To start the server you need to access the Pi command line and type: rtl_tcp -a ‘your Pi’s IP address’. As a practical example, the start command for my setup is:
rtl_tcp -a 192.168.1.100
It is very easy to configure the Pi to automatically run the SDR server when it powers-up. This is done by modifying the rc.local file that automatically runs on boot. We need to include two new lines in the file. The first delays execution for 10 seconds whilst the network starts and the second runs the command to start the server. The delay is necessary because the new Jessie release runs rc.local before the network is up so we won’t have the vital IP address. Here’s the updated rc.local file with the additions in red:
_IP=$(hostname -I) || true
if [“$_IP”]; then
printf”My IP address is %s\n” “$_IP”
/usr/local/bin/rtl_tcp -a $_IP &
To open the rc.local file for editing type:
sudo nano /etc/rc.local
Now update the content as shown above.
Type control X followed by Y and Enter to save the changes.
That’s it – you should have an RTL-Server that auto-boots. I don’t recommend using a Wi-Fi dongle but if you do you will need to increase the sleep time as the network setup will take longer.
Scytale-C is an Inmarsat STD-C decoder that decodes the L-band geosynchronous satellite signal that transmits at 1.541450 GHz.
The software is available for Windows, and a ready to use binary .exe file can be downloaded from the downloads section of the BitBucket repo.
If you use SDR# be sure and use the Scytale-C plugin, which works very well with the Scytale-C UI Shown Below

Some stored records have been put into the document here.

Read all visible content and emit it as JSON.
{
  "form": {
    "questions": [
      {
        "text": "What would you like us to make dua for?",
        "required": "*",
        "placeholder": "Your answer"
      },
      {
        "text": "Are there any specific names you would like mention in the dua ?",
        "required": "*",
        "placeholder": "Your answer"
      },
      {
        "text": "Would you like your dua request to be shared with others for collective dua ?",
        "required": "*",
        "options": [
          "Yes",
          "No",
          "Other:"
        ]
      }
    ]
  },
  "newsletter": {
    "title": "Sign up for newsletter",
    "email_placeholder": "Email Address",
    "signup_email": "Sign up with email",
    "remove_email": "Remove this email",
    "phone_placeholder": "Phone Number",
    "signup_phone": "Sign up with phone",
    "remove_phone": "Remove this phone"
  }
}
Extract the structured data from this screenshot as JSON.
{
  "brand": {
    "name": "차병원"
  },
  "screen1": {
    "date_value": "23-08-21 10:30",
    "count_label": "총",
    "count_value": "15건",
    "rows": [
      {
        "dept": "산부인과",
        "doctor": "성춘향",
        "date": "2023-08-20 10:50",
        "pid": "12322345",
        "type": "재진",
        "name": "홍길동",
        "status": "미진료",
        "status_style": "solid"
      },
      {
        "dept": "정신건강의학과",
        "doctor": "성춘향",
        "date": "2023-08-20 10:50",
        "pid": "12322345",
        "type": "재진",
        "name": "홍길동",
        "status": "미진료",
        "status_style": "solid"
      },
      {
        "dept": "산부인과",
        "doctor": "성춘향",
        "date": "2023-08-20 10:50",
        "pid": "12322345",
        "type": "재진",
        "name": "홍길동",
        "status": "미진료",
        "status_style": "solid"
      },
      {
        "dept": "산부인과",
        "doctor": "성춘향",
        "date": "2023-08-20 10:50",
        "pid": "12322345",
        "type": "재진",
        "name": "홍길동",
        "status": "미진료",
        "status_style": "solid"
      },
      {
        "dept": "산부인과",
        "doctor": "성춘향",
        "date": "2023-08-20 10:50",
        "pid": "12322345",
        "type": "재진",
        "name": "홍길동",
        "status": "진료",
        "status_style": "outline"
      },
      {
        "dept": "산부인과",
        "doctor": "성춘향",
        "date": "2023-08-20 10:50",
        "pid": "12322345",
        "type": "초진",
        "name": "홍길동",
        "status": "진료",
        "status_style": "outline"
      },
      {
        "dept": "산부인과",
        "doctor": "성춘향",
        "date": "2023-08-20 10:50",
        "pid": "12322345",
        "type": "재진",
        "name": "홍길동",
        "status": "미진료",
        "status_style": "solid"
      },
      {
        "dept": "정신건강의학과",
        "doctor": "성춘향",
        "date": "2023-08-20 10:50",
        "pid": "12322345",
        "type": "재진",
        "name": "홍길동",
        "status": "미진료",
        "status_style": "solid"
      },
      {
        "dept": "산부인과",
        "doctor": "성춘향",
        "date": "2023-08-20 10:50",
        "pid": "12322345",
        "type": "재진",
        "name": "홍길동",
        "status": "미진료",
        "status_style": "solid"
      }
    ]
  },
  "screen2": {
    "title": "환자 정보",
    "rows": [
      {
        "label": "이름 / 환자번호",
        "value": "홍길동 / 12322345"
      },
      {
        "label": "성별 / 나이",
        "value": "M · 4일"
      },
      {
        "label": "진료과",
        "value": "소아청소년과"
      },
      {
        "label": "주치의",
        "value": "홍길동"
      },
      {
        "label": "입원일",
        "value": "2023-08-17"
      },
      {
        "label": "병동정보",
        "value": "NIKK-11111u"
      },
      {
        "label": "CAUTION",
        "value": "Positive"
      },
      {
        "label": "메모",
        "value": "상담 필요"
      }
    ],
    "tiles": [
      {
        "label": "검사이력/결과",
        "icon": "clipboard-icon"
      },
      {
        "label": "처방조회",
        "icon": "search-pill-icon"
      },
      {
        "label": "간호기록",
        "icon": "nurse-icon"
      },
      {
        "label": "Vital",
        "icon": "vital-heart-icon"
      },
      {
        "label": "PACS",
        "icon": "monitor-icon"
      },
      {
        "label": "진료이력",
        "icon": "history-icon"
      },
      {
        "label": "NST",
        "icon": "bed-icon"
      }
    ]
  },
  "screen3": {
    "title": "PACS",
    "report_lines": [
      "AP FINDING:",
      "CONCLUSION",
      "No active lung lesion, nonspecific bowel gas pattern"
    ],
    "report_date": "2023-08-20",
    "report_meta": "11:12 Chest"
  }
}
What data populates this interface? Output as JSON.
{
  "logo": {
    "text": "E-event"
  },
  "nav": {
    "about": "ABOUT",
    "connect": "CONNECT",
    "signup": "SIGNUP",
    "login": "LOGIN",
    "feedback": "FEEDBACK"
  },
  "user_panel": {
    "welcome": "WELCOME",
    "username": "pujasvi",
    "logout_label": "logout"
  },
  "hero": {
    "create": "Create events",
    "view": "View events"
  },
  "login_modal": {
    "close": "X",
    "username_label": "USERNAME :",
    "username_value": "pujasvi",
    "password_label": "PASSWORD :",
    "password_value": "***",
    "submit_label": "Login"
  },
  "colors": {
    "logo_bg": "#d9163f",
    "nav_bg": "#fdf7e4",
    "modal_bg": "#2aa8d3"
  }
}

WARNING! All messages are directed to their recipients! If you’re not the recipient, you should not share them, and delete the received message!